TASK DESCRIPTION –
Within the records below, find each line that holds the string "optioneel", then copy it.

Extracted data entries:
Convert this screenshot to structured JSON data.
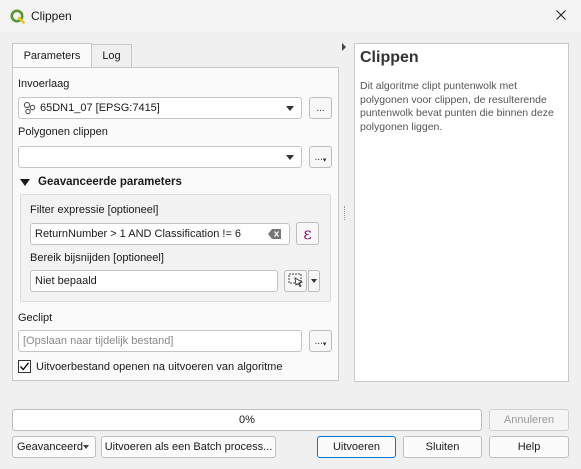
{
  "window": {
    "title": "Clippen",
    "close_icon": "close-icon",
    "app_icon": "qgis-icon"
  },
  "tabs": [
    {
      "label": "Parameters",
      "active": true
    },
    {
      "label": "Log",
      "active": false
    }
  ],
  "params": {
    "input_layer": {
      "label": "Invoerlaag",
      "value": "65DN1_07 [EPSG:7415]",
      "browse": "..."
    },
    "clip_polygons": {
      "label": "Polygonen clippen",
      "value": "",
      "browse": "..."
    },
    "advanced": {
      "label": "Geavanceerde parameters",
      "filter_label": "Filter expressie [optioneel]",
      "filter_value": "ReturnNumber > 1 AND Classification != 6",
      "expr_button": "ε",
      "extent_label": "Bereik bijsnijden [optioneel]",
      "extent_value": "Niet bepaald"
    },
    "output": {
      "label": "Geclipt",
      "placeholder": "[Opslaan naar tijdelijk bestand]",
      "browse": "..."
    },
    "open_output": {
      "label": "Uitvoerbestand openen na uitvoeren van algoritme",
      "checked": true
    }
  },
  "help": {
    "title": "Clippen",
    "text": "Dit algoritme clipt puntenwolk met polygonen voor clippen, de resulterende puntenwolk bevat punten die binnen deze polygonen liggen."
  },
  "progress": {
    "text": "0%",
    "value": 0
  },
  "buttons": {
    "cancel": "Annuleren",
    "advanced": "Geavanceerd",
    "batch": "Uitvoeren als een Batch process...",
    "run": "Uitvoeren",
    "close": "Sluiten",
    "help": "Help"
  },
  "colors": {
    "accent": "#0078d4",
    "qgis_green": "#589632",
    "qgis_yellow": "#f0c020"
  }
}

THE COMPLETED TASK –
      "filter_label": "Filter expressie [optioneel]",
      "extent_label": "Bereik bijsnijden [optioneel]",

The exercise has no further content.